Recorded data:

Start of Block

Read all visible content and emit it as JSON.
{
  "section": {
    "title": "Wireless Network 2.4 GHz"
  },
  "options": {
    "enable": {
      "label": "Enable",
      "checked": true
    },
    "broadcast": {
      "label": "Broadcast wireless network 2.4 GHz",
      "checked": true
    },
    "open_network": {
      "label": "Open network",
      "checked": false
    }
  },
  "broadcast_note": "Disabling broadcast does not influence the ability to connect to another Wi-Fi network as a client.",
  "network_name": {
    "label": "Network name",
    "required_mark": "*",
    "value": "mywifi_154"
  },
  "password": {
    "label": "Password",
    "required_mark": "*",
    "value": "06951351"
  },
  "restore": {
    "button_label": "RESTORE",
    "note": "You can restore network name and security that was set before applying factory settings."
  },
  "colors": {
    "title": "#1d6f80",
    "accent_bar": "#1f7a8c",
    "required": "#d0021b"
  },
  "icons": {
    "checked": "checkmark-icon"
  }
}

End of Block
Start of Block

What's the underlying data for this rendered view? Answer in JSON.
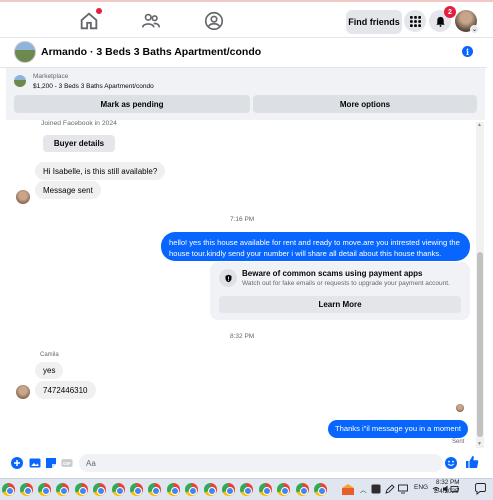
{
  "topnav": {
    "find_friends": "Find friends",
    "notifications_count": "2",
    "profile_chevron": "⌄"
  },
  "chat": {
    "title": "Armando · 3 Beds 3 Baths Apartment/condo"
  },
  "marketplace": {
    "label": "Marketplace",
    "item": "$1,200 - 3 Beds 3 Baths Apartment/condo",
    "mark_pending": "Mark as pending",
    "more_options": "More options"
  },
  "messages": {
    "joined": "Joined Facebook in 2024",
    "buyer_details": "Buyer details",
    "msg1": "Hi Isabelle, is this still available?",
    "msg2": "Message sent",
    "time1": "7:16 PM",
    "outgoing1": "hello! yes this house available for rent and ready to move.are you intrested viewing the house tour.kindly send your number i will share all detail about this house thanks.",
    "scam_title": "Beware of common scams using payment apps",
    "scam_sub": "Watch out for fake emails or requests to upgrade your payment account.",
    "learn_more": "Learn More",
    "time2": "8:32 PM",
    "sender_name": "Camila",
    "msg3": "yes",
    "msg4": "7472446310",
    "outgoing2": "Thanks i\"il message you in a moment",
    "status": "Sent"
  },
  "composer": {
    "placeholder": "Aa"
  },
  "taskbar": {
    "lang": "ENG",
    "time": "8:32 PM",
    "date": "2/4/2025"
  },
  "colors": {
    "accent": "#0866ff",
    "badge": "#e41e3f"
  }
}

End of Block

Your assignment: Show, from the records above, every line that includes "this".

Answer space:
What's the underlying data for this rendered view? Answer in JSON.
    "msg1": "Hi Isabelle, is this still available?",
    "outgoing1": "hello! yes this house available for rent and ready to move.are you intrested viewing the house tour.kindly send your number i will share all detail about this house thanks.",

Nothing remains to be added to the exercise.